- **Problem to solve**:
Look through the listing for the string "codice" and copy out every line that holds it.

+ + + + +

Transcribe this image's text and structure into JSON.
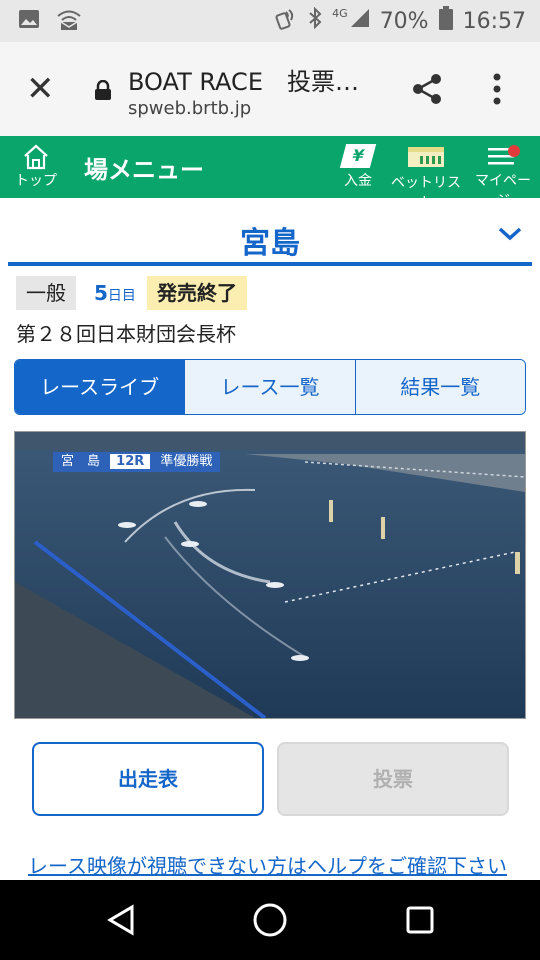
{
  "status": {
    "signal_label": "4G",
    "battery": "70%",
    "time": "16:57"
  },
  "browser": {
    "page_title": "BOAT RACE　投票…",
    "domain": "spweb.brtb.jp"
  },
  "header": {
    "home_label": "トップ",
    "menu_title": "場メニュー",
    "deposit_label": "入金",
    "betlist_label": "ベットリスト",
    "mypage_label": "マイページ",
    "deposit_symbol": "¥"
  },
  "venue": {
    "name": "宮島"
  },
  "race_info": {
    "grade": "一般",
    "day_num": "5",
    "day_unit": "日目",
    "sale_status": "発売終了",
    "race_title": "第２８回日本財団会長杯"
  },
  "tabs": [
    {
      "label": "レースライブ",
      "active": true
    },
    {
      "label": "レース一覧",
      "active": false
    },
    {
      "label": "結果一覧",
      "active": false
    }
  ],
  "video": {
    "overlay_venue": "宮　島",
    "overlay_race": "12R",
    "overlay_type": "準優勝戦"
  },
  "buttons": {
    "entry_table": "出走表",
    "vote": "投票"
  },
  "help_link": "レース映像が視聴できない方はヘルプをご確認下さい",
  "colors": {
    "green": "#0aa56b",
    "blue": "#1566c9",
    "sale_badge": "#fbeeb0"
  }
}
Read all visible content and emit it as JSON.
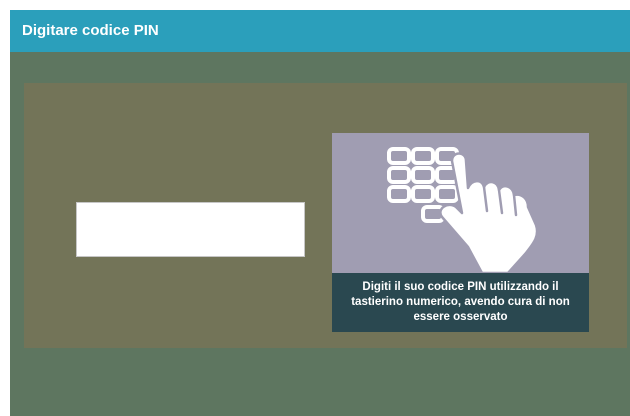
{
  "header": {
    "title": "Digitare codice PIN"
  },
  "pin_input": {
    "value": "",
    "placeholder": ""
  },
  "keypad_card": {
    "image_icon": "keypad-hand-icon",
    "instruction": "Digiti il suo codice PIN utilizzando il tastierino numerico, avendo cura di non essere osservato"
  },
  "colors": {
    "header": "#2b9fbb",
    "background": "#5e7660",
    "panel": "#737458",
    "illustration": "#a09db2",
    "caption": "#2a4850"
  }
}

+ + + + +

- **Result for this task**:
    "title": "Digitare codice PIN"
    "instruction": "Digiti il suo codice PIN utilizzando il tastierino numerico, avendo cura di non essere osservato"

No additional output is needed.